Early virus lockdown call may save SA

Premier Steven Marshall is grateful the state moved into lockdown on Tuesday, rather than wait.
Premier Steven Marshall is grateful the state moved into lockdown on Tuesday, rather than wait.

An early lockdown call may yet spare South Australia from an extended period of high coronavirus restrictions even as the state's cluster of cases continues to grow.

Premier Steven Marshall says he's very grateful the state moved into lockdown on Tuesday as waiting any longer could have been catastrophic.

"I'm still extraordinarily hopeful we can stop the spread of this disease over the seven-day lockdown period," he said.

"This is a tough challenge but the way that we do it in South Australia is by working together.

"There's no doubt lockdowns put a heavy toll on our economy, but we've got to weigh up the consequences if we just let this run.

"Our mantra from day one has been to go hard and go early."

Two new locally acquired infections were reported on Thursday, taking the current outbreak to 14.

The new infections are a brother and sister in their 20s who attended the Tenafeate Creek winery, north of Adelaide, at the weekend.

Seven cases, including a child under five, are now linked to the venue, which is considered one of two superspreader events.

SA's second superspreader site is The Greek restaurant in the city, where a number of infected people dined last Saturday and one staff member has since tested positive.

The number of SA exposure sites has also grown to more than 70 with over 13,600 people in home quarantine or under orders to get tested.

Chief Public Health Office Nicola Spurrier said the two new cases had isolated from Monday night but their movements would result in more exposure sites being identified.

She said 91 people were linked to The Greek and 125 to the winery during the periods of concern.

They are being moved into hotel quarantine to help prioritise testing and because of their high risk of having the virus.

Professor Spurrier said she was no more or no less optimistic about containing the current cluster with SA just two days into its lockdown.

"We've still got two high-risk exposure sites.
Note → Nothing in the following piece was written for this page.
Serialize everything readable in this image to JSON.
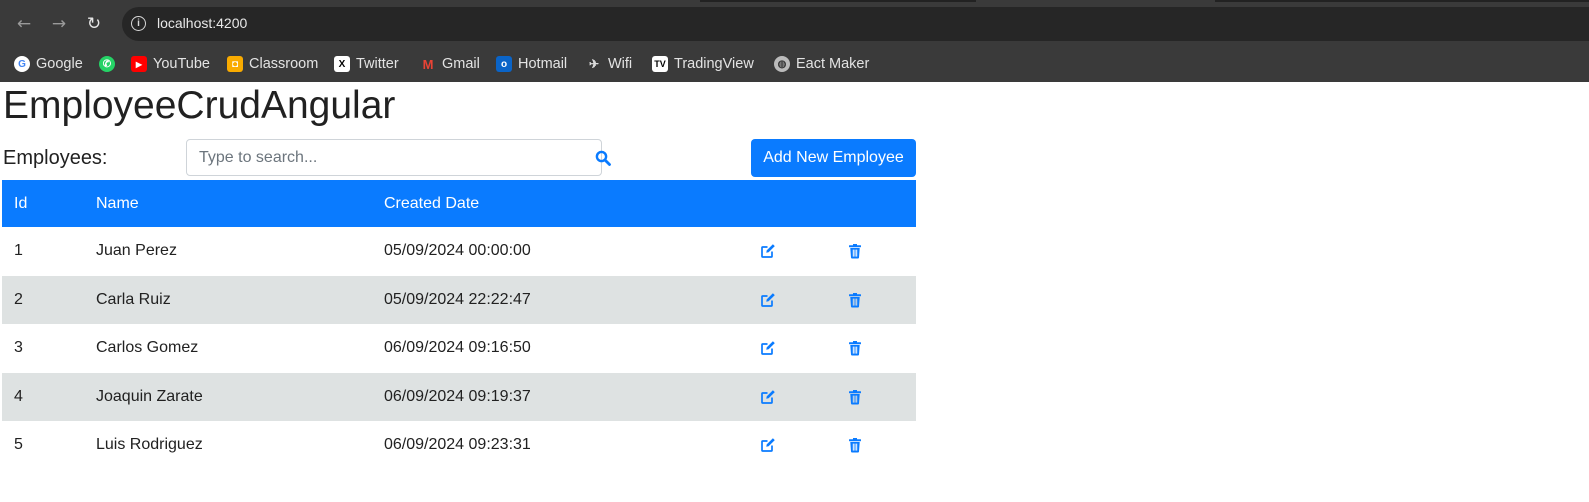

I'll feel more comfortable when we've got all those negative results (from those sites)," she said.

"I'm also comforted by the fact that South Australians generally do the right thing.

"When we have a lockdown they generally do the right thing."

The growing cluster has prompted a huge increase in testing with 17,592 swabs taken on Wednesday, a record for a single day in SA.

The premier apologised for long delays at testing sites and understood that some people were frustrated at having to wait many hours.

But he said authorities were working hard to increase capacity and he hoped wait times would ease during the next 24 hours.

SA's virus cluster is linked to an 81-year-old man who recently arrived in Australia from Argentina and was quarantined in Sydney before travelling to Adelaide, where he tested positive.

Genomic testing has confirmed the man became infected while in Sydney, not while in Argentina.

Under the week-long lockdown, which started on Tuesday evening, South Australians are only allowed out for five reasons - to provide essential care, to seek medical assistance, to buy essential food and other goods, for essential work, or to exercise for up to two-and-a-half hours.

They must also wear masks when outside their homes.

Schools have closed along with most retail outlets and all construction work has ceased.

Australian Associated Press